  • The FATF has developed a series of recommendations that are recognized as the international standard for combating of money laundering and the financing of terrorism and proliferation of weapons of mass destruction
  • First issued in 1990, the FATF Recommendations were revised in 1996, 2001, and 2003 and most recently in 2012 to ensure that they remain up to date and relevant, and they are intended to be of universal application.
  • The FATF monitors the progress of its members in implementing necessary measures, reviews money laundering and terrorist financing techniques and counter-measures, and promotes the adoption and implementation of appropriate measures globally. (Example. Earlier, Pakistan was placed on the grey list by the FATF for failing to curb anti-terror financing)
  • In collaboration with other international stakeholders, the FATF works to identify national-level vulnerabilities with the aim of protecting the international financial system from misuse.
  • The FATF's decision-making body, the FATF Plenary, meets three times per year.
FATF Members The FATF currently comprises 37 member jurisdictions and 2 regional organizations, representing most major financial centers in all parts of the globe. About IOSCO- International Organization of Securities Commissions (STATIC_GS2 – International Organisation)
  • The International Organization of Securities Commissions (IOSCO) is the international body that brings together the world's securities regulators and is recognized as the global standard-setter for the securities sector.

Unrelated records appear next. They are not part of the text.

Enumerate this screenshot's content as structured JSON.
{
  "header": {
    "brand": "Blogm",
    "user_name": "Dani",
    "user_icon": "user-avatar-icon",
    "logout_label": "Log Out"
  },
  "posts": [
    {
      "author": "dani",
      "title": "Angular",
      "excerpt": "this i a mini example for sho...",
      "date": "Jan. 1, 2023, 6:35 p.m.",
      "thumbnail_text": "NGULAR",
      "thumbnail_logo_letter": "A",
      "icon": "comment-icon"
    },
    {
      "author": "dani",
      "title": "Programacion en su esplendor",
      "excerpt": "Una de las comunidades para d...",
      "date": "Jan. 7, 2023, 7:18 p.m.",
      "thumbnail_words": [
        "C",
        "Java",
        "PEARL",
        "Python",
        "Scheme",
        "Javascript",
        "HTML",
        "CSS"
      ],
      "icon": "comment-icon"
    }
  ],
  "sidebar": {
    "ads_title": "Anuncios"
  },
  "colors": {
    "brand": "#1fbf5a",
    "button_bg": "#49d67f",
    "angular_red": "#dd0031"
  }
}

  • IOSCO develops, implements and promotes adherence to internationally recognized standards for securities regulation.
  • It works intensively with the G20 and the Financial Stability Board (FSB) on the global regulatory reform agenda.
  • IOSCO was established in 1983. Its membership regulates more than 95% of the world's securities markets in more than 115 jurisdictions; securities regulators in emerging markets account for 75% of its ordinary membership.

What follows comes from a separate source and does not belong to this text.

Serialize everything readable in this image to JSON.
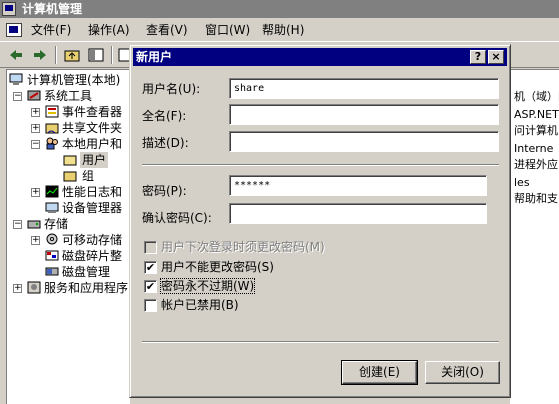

  • By providing high-quality technical assistance, education and training, and research to its members and other regulators, IOSCO seeks to build sound global capital markets and a robust global regulatory framework.

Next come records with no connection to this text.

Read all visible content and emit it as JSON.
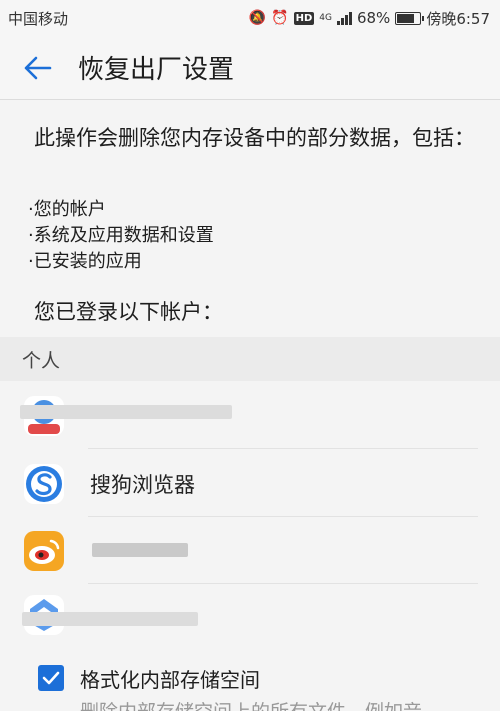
{
  "status_bar": {
    "carrier": "中国移动",
    "network": "4G",
    "hd": "HD",
    "battery": "68%",
    "time": "傍晚6:57"
  },
  "app_bar": {
    "title": "恢复出厂设置"
  },
  "description": "此操作会删除您内存设备中的部分数据，包括：",
  "bullets": [
    "·您的帐户",
    "·系统及应用数据和设置",
    "·已安装的应用"
  ],
  "accounts_label": "您已登录以下帐户：",
  "section_header": "个人",
  "accounts": [
    {
      "name": "",
      "icon": "huawei-account-icon"
    },
    {
      "name": "搜狗浏览器",
      "icon": "sogou-browser-icon"
    },
    {
      "name": "",
      "icon": "weibo-icon"
    },
    {
      "name": "",
      "icon": "baidu-icon"
    }
  ],
  "format_option": {
    "label": "格式化内部存储空间",
    "checked": true,
    "sub": "删除内部存储空间上的所有文件，例如音"
  },
  "colors": {
    "accent": "#1c6fd8",
    "weibo": "#f5a623",
    "sogou": "#2a7de1"
  }
}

IOSCO Objectives
  • To cooperate in developing, implementing and promoting adherence to internationally recognized and consistent standards of regulation, oversight, and enforcement in order to protect investors, maintain fair, efficient and transparent markets, and seek to address systemic risks;
  • To enhance investor protection and promote investor confidence in the integrity of securities markets, through strengthened information exchange and cooperation in enforcement against misconduct and in the supervision of markets and market intermediaries; and
  • To exchange information at both global and regional levels on their respective experiences in order to assist the development of markets, strengthen market infrastructure and implement appropriate regulation.
Categories of Members There are three categories of members: ordinary, associate and affiliate.
  • In general, the ordinary members (129) are the national securities commissions or similar governmental bodies with significant authority over securities or derivatives markets in their respective jurisdictions.
  • Associate members (31) are usually supranational governmental regulators, subnational government regulators, intergovernmental international organizations and other international standard-setting bodies, as well as other governmental bodies with an appropriate interest in securities regulation.
  • Affiliate members (67) are self-regulatory organizations, securities exchanges, financial market infrastructures, international bodies other than governmental organizations with an appropriate interest in securities regulation, investor protection funds, and compensation funds, and other bodies with an appropriate interest in securities regulation.
Also read: Sucking Up Surplus: SEBI Needs Financial Autonomy To Remain Effective